Composition (wt %):
56.3% Colloidal silica sol (sodium stabilised)
3.8% Precipitated silica
7.0% Quartz sand
36.3% Zirconsil powder (ZrO2.SiO2)
6.1% Perlite (2JL)
0.5% Chopped glass fibre
The precipitated silica was first dispersed in the colloidal silica sol followed by the other products.
The board was then freeze cast as described in Example 1 except that the board was dried at room temperature for several hours before further drying at 100° C. and firing at 800° C. for one hour. The board had a final density of 800 kg/cu.m. The thermal insulation test results are shown in FIG. 2.
Composition (wt %):
53.3% Syton X30 (silica sol)
13.3% Wollastonite (NYAD G)
13.3% Wollastonite (NYAD 400)
6.6% Vermiculite (fine)
The designations NYAD G or 400 refer to the supplier's (Cooksons, Stoke on Trent) designation of the grade.
The Wollastonite C, followed by the Wollastonite 400, the zirconsil and finally the vermiculite were added to the sol in that order and mixed in. The board was freeze cast as described in Example 1 except that it was dried at room temperature and then at 100° C. overnight. No `firing` was carried out. The board had a final density of 920 kg/cu.m and was thermally tested as in Example 3. Test results are shown in FIG. 2 and after 1 hour at 1000° C. no damage was visible to either surface of the board. The board was strength tested using a standard modulus of rupture test and the results are shown in Table 1 below together with comparative tests on proprietary fireboards Supalux and Promatect.
Composition (wt %):
______________________________________Silica Sol (SYTON X30) 33.5%Calcium Metasilicate (Wollastonite NYAD G) 16.5%Calcium Metasilicate (Wollastonite NYAD 400) 25%Zirconium Silicate (Zirconsil) 25%______________________________________
The Syton X30 was weighed and placed in a mixing container. The other ingredients were individually stirred into the Syton in the following order: Wollastonite G, Wollastonite 400 and Zirconsil. An industrial whisk-type mixer was used to combine the ingredients.
Once combined the slurry is stable at room temperature for 24 hours, however some sedimentation does occur requiring the slurry to be restirred before use.
An aluminium mould was constructed such that the internal dimensions were 1200×1300×9 mm (see FIG. 1).
The slurry was poured into the mould to slight excess volume such that when the sixth side was bolted on, the excess slurry was separated out. This ensured that no air pockets were created.
The mould was then subject to cooling using liquid nitrogen which was poured into a bath containing the mould. The freezing process was allowed to continue for a minimum of 6 minutes and temperature maintained at -30°--40° C. for a minimum further 6 minutes.

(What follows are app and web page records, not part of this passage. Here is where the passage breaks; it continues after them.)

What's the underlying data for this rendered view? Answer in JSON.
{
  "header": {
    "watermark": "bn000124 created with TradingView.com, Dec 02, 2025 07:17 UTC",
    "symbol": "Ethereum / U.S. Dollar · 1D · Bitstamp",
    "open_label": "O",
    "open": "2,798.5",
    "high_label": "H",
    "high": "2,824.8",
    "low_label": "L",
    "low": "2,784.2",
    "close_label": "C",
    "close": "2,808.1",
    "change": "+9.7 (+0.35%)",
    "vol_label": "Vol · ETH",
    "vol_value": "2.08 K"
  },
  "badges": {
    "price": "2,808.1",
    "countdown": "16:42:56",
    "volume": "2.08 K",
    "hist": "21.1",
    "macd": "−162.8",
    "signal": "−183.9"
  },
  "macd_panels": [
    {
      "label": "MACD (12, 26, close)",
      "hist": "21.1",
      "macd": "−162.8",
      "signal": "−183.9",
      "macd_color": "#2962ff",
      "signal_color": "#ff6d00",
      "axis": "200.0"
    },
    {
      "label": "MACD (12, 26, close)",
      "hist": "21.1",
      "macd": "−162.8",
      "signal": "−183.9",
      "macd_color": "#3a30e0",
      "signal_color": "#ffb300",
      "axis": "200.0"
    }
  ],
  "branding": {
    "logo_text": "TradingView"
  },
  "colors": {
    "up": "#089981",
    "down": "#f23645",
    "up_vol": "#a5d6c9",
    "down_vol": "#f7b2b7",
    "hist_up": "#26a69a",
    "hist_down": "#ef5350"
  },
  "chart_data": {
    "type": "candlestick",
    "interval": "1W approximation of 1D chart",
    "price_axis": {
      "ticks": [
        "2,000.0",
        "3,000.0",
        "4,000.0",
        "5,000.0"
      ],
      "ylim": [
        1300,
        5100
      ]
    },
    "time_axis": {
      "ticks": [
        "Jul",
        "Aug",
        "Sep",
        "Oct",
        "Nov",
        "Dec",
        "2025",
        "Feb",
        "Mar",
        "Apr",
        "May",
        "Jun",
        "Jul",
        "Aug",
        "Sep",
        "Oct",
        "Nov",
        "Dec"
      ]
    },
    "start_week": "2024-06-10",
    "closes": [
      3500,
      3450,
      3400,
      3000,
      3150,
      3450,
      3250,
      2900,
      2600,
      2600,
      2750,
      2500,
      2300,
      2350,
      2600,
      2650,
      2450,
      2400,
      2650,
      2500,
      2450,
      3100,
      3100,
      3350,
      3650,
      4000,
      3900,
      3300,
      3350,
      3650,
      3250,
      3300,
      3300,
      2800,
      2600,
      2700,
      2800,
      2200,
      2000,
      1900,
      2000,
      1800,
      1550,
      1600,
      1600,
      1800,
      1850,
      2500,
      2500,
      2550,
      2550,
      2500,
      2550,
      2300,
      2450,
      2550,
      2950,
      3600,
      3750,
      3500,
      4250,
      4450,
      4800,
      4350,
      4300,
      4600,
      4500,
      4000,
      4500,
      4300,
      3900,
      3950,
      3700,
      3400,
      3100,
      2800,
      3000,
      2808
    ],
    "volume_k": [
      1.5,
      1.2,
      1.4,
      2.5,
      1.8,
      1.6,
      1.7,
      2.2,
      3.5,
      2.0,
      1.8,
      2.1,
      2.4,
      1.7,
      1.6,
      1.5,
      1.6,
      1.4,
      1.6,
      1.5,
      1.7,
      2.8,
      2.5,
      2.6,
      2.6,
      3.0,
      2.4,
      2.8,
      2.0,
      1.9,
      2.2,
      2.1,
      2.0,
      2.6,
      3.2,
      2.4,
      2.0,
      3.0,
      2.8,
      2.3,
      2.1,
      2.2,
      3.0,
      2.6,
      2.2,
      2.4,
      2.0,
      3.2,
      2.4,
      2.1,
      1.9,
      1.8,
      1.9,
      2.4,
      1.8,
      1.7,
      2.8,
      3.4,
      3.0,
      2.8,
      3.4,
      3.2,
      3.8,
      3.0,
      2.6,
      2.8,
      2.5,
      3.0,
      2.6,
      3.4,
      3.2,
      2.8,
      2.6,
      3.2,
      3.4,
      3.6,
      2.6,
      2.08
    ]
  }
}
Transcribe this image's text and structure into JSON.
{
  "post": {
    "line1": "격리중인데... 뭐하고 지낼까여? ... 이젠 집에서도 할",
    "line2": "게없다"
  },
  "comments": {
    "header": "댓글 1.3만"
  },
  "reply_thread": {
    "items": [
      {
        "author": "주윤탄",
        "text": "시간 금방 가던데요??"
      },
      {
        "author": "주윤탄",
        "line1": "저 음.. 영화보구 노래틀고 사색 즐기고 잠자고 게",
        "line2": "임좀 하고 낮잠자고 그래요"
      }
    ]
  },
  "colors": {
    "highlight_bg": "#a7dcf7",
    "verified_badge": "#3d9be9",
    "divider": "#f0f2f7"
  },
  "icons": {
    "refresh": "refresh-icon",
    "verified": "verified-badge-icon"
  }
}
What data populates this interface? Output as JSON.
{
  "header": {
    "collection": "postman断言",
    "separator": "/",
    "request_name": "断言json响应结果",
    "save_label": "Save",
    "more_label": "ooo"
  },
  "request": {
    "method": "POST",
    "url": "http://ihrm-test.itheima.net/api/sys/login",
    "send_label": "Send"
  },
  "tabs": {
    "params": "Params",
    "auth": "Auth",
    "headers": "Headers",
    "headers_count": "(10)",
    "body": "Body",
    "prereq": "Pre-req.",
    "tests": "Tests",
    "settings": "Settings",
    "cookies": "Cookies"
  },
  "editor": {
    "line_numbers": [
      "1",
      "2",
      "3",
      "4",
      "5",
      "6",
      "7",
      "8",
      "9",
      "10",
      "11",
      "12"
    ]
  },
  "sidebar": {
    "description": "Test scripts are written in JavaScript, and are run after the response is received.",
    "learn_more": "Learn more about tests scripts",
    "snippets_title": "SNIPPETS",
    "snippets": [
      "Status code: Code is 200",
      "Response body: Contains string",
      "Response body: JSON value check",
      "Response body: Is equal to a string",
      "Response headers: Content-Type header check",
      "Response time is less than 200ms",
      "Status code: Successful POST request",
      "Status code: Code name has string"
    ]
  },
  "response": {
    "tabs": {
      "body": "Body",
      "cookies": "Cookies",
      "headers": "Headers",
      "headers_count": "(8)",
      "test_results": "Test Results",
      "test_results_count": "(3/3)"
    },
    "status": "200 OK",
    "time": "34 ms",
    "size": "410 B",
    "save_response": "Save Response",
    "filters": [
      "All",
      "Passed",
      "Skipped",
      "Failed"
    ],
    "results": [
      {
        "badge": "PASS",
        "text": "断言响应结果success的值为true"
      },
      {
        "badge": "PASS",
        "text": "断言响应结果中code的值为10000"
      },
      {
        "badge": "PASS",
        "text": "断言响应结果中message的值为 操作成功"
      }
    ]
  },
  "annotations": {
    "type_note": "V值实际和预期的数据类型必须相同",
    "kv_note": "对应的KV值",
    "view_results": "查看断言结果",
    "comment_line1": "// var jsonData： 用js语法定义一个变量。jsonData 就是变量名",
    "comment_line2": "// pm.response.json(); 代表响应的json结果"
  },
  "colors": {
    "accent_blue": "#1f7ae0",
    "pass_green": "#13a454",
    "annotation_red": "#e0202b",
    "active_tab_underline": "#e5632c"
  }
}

The ceramic board was removed from the mould and dried at a temperature of 150° C. for 2.5 hours. This produces a board with a high green strength (see Table 1).
Boards were either fired whole at 1190° C. or cut into smaller pieces and fired with or without glaze, and then strength tested on a universal testing machine (100 centres and 1.5 mm/min) and the MPa required to fracture the tile recorded, as above. The results are given in Table 1.
37.7% Syton X30 (silica sol)
18.6% Wollastonite NYAD G
43.7% Wollastonite NYAD 400
The wollastonite G and 400 were added to the sol in that order as described in Example 4. The slurry was poured into a mould and freeze cast as in example 5. Samples were tested in the green state and after firing both with and without glaze. The results are in Table 1.
TABLE 1______________________________________SAMPLE STRENGTH MPa______________________________________Supalux (Cape) Av. 6.325 N = 4Promatec L (Eternit) Av. 3.1 N = 4Example 4 Av. 2.24 N = 4Example 5 (Green State) Av. 8.5 N = 2Example 5 (Fired) Av. 12.6 N = 3Example 5 (Glazed) Av. 16.8 N = 3Example 6 (green state) Av. 5.7 N = 2Example 6 (Fired) Av. 11.33 N = 2Example 6 (Glazed) Av. 11.5 N = 2______________________________________